Participating municipalities will also work closely with the Hester Street Collaberative, which is an urban planning, design, and development nonprofit. Hester Street will advise and provide training to each municipality in developing a feasible and effective community engagement process, including convening an advisory board of local stakeholders and hosting large-scale public meetings. The engagement process will allow municipalities to gain a better understanding of what is occurring on the ground and solicit input on what programs or operational changes will best help the community.
During the course of the program, the 10 participating cities and towns will utilize knowledge gained from the data analysis, information gained from the Hester Street community engagement process, and technical support from Harvard and Tolemi to develop new and creative code enforcement strategies. In the summer of 2019, the participants will be eligible for innovation grants of up to $1 million to implement these strategic and equitable code enforcement practices.
Cities RISE is one component of the New York Attorney General’s strategy to utilize funds resulting from settlements with large financial institutions to address continuing problems in New York communities as a result of the collapse of the housing market. Since 2012, the Attorney General’s Office has obtained more than $5 billion in settlement funds for New York State. With these funds, the office has supported several initiatives to address vacant properties and blight which continue to plague communities across New York State.
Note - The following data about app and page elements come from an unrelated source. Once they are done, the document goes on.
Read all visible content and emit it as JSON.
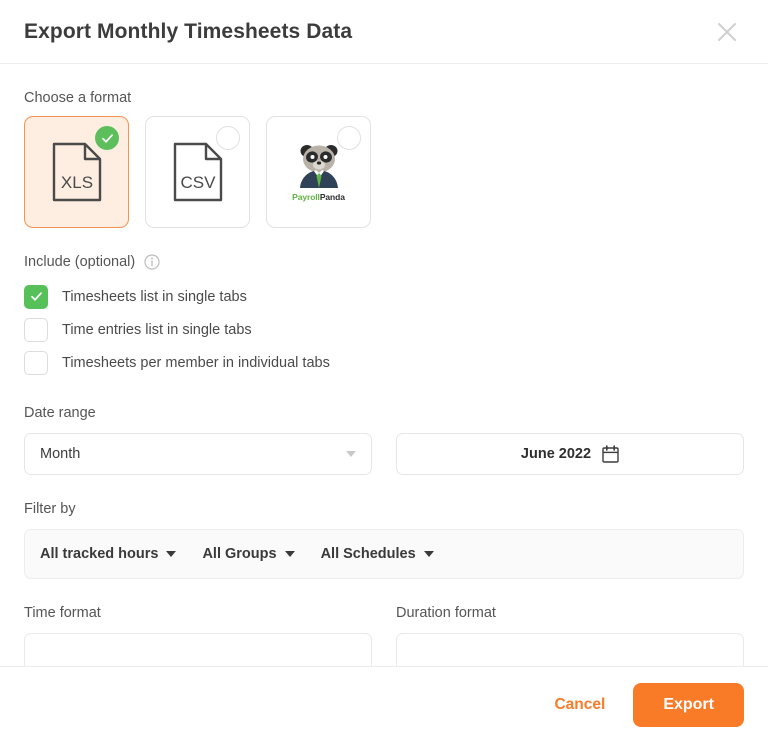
{
  "dialog": {
    "title": "Export Monthly Timesheets Data",
    "close_icon": "close-icon"
  },
  "format_section": {
    "label": "Choose a format",
    "options": [
      {
        "id": "xls",
        "label": "XLS",
        "type": "doc",
        "selected": true
      },
      {
        "id": "csv",
        "label": "CSV",
        "type": "doc",
        "selected": false
      },
      {
        "id": "payrollpanda",
        "label_part1": "Payroll",
        "label_part2": "Panda",
        "type": "logo",
        "selected": false
      }
    ]
  },
  "include_section": {
    "label": "Include (optional)",
    "info_icon": "info-icon",
    "items": [
      {
        "label": "Timesheets list in single tabs",
        "checked": true
      },
      {
        "label": "Time entries list in single tabs",
        "checked": false
      },
      {
        "label": "Timesheets per member in individual tabs",
        "checked": false
      }
    ]
  },
  "date_range": {
    "label": "Date range",
    "period_value": "Month",
    "month_value": "June 2022",
    "calendar_icon": "calendar-icon"
  },
  "filter_by": {
    "label": "Filter by",
    "items": [
      {
        "label": "All tracked hours"
      },
      {
        "label": "All Groups"
      },
      {
        "label": "All Schedules"
      }
    ]
  },
  "bottom_section": {
    "time_format_label": "Time format",
    "duration_format_label": "Duration format"
  },
  "footer": {
    "cancel_label": "Cancel",
    "export_label": "Export"
  },
  "colors": {
    "accent_orange": "#f97b28",
    "selected_card_bg": "#fdeee1",
    "selected_card_border": "#f79351",
    "check_green": "#56c158",
    "panel_gray": "#fafafa"
  }
}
Over the last five years, the Attorney General’s Office has:
Allocated more than $50 million toward land banks—local, nonprofit entities that purchase and rehabilitate abandoned properties. To date, these land banks have reclaimed nearly 2,000 properties from abandonment and renatured over 700 properties to productive use.
Launched Neighbors for Neighborhoods, a $4 million pilot program that enables land banks to provide subsidies for local community members to take over individual, abandoned properties and convert them into long-term affordable rental units.
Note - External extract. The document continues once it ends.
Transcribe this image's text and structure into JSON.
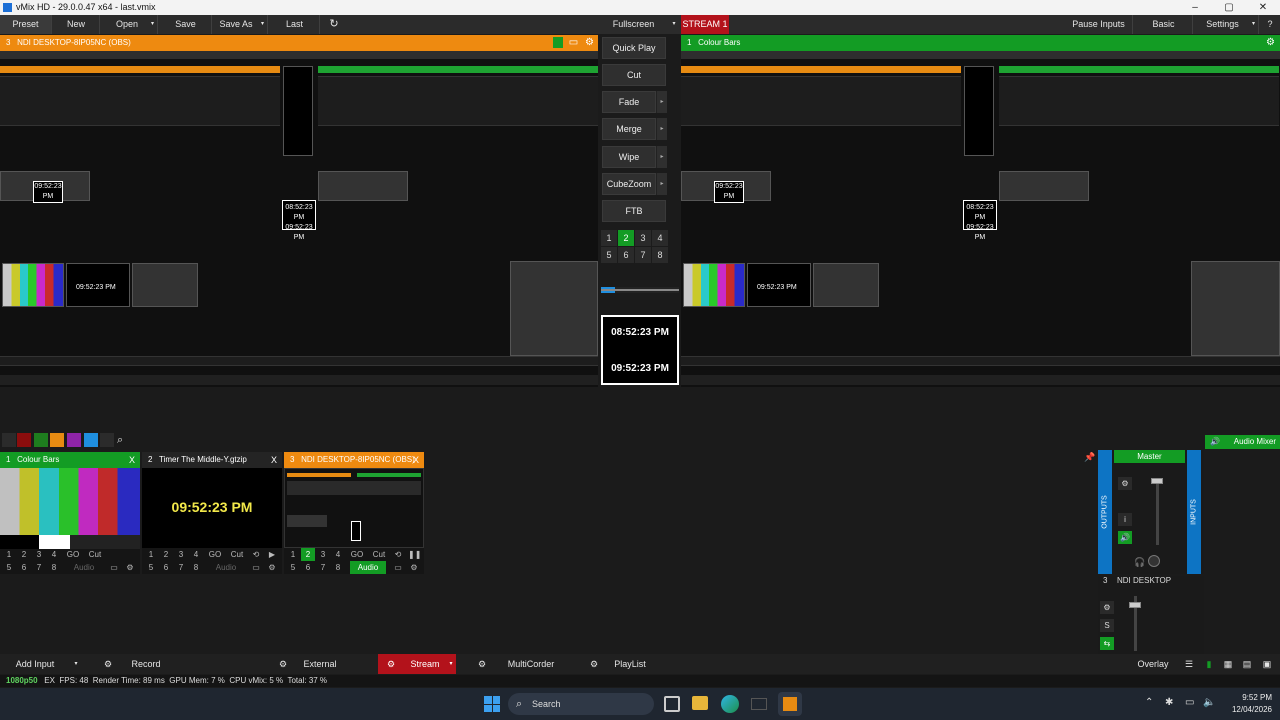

“I would like to thank the Attorney General for the opportunity to participate in the second phase of the Cities RISE program,” said White Plains Mayor Tom Roach. “This program has helped us address the issue of vacant and zombie properties, giving us data gathering tools to identify troubled properties and assist at-risk homeowners. We look forward to continuing to work with the AG’s office on this important initiative.”
“Thanks to the initial round of funding provided through Cities RISE the City of Niagara Falls has made significant headway in combating neighborhood blight through the collaborative use of real-time data,” said City of Niagara Falls Mayor Paul Dyster.
“Phase One of the Cities RISE program enabled us to aggregate data on housing and properties in the city, which was previously segmented across departments. It resulted in a more comprehensive view that allowed us to focus our efforts on the neighborhoods that need it the most and be more proactive in the process,” said Syracuse Mayor Ben Walsh. “We look forward to upgrading these supporting systems and technology in Phase Two and we thank the Attorney General’s office for the continued funding that makes this work possible.”